Members of the Brookfield village board voted Monday night to double parking rates for commuters parking along the Burlington Northern-Santa Fe railroad tracks. The vote was 5-1, with Trustee Linda Stevanovich casting the only dissenting vote.
Starting Jan. 1, those parking spaces will cost commuters $40 per month and $120 per quarter. Currently it costs $20 per month and $45 per quarter to park in the commuter spaces along the BNSF tracks in Brookfield.
However, parking rates were not raised for the commuter lot behind the Brookfield village hall, 8820 Brookfield Ave. Spaces in that lot will still cost commuters $1 per day. Commuters using that lot must deposit a daily payment in a drop-box.
Trustees voting for the parking increase reiterated their view that the village needed to raise enough money from parking to maintain and improve not only the parking spaces themselves but the Prairie Avenue commuter rail station as well.
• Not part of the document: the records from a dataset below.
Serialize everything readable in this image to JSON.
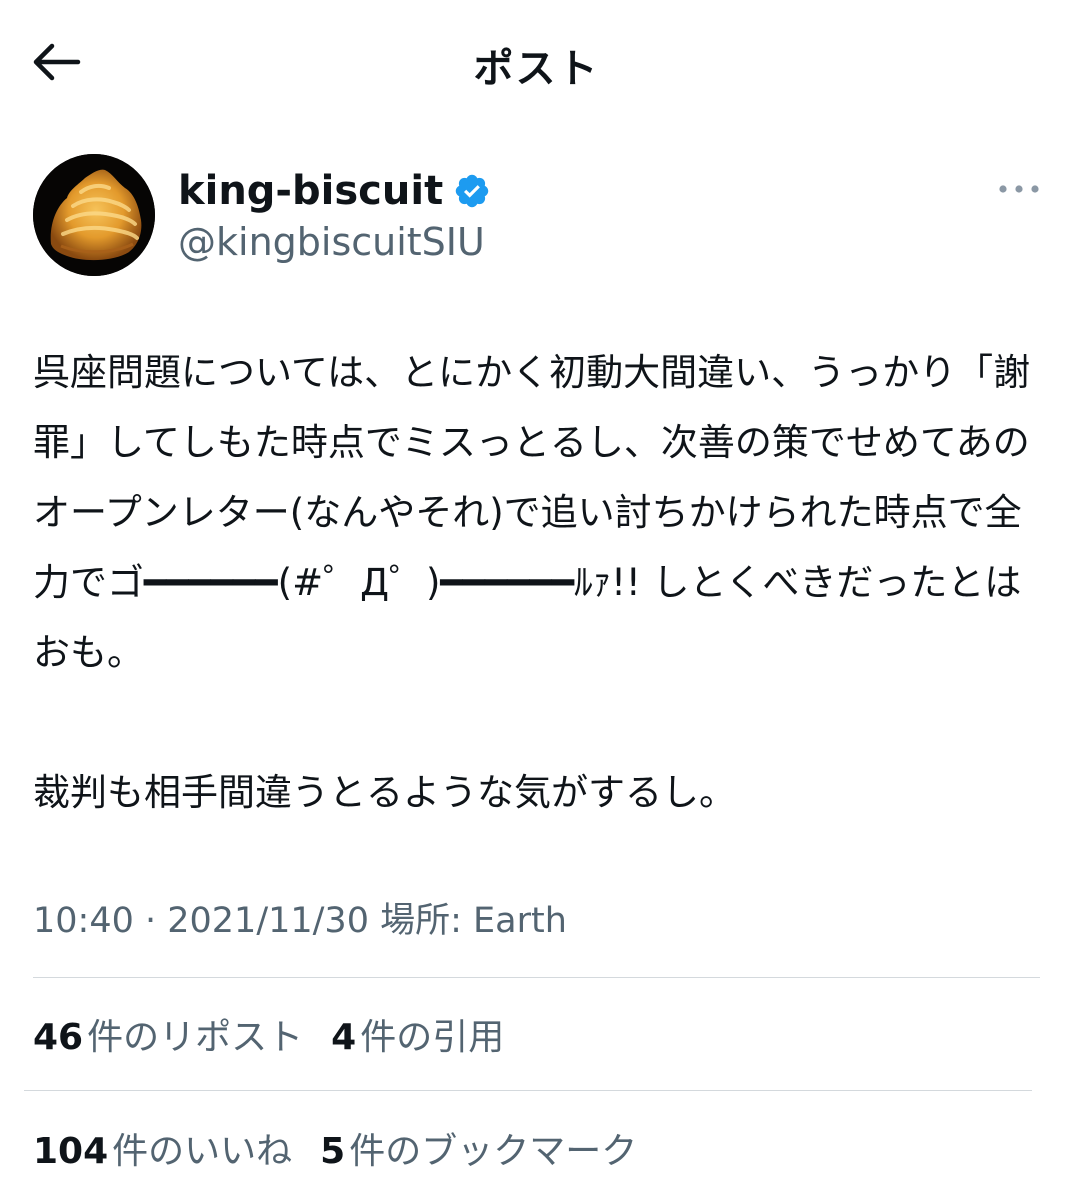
{
  "header": {
    "title": "ポスト",
    "back_icon": "arrow-left-icon"
  },
  "author": {
    "display_name": "king-biscuit",
    "handle": "@kingbiscuitSIU",
    "verified": true,
    "verified_color": "#1d9bf0",
    "avatar_icon": "biscuit-avatar",
    "more_icon": "more-horizontal-icon"
  },
  "tweet": {
    "paragraphs": [
      "呉座問題については、とにかく初動大間違い、うっかり「謝罪」してしもた時点でミスっとるし、次善の策でせめてあのオープンレター(なんやそれ)で追い討ちかけられた時点で全力でゴ━━━━━━(#゜Д゜)━━━━━━ﾙｧ!! しとくべきだったとはおも。",
      "裁判も相手間違うとるような気がするし。"
    ]
  },
  "meta": {
    "time_date": "10:40 · 2021/11/30",
    "location_label": "場所: ",
    "location": "Earth"
  },
  "stats": {
    "retweets": {
      "count": "46",
      "label": "件のリポスト"
    },
    "quotes": {
      "count": "4",
      "label": "件の引用"
    },
    "likes": {
      "count": "104",
      "label": "件のいいね"
    },
    "bookmarks": {
      "count": "5",
      "label": "件のブックマーク"
    }
  },
  "colors": {
    "text_primary": "#0f1419",
    "text_secondary": "#536471",
    "divider": "#d4d9dd",
    "accent": "#1d9bf0"
  }
}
“We’ve seen no increase for the past 15 years,” Trustee Kit Ketchmark said. “We have a responsibility to monitor these changes and have them relate to costs.”
Stevanovich said she didn’t disagree with a hike in commuter parking rates, suggesting that she’d support raising the rate to $30 per month and $90 per quarter. Her motion to amend the ordinance died for lack of a second.
“I’m opposed to such a rash increase,” Stevanovich said. “It’s not fair to those people parking there now.”
Brookfield resident Jim Hubacek, a longtime commuter, said the increase was not in the best interest of commuters or businesses in the village.
“My concern is that such an increase is excessive and exceeds the going market rate in other communities,” Hubacek said. “This decision really does not help the village.”
Hubacek and Stevanovich suggested commuters may abandon Brookfield in favor of places like LaGrange for commuter parking. Stevanovich also encouraged commuters to park in the cheaper lot behind village hall.
Village President Michael Garvey said while he appreciated Stevanovich’s desire to help commuters, he backed the increase.
“This is an attempt to reduce the money we’re losing by providing basic services,” Garvey said. “We have an obligation to provide maintenance, and this will allow us to do some of those improvements.”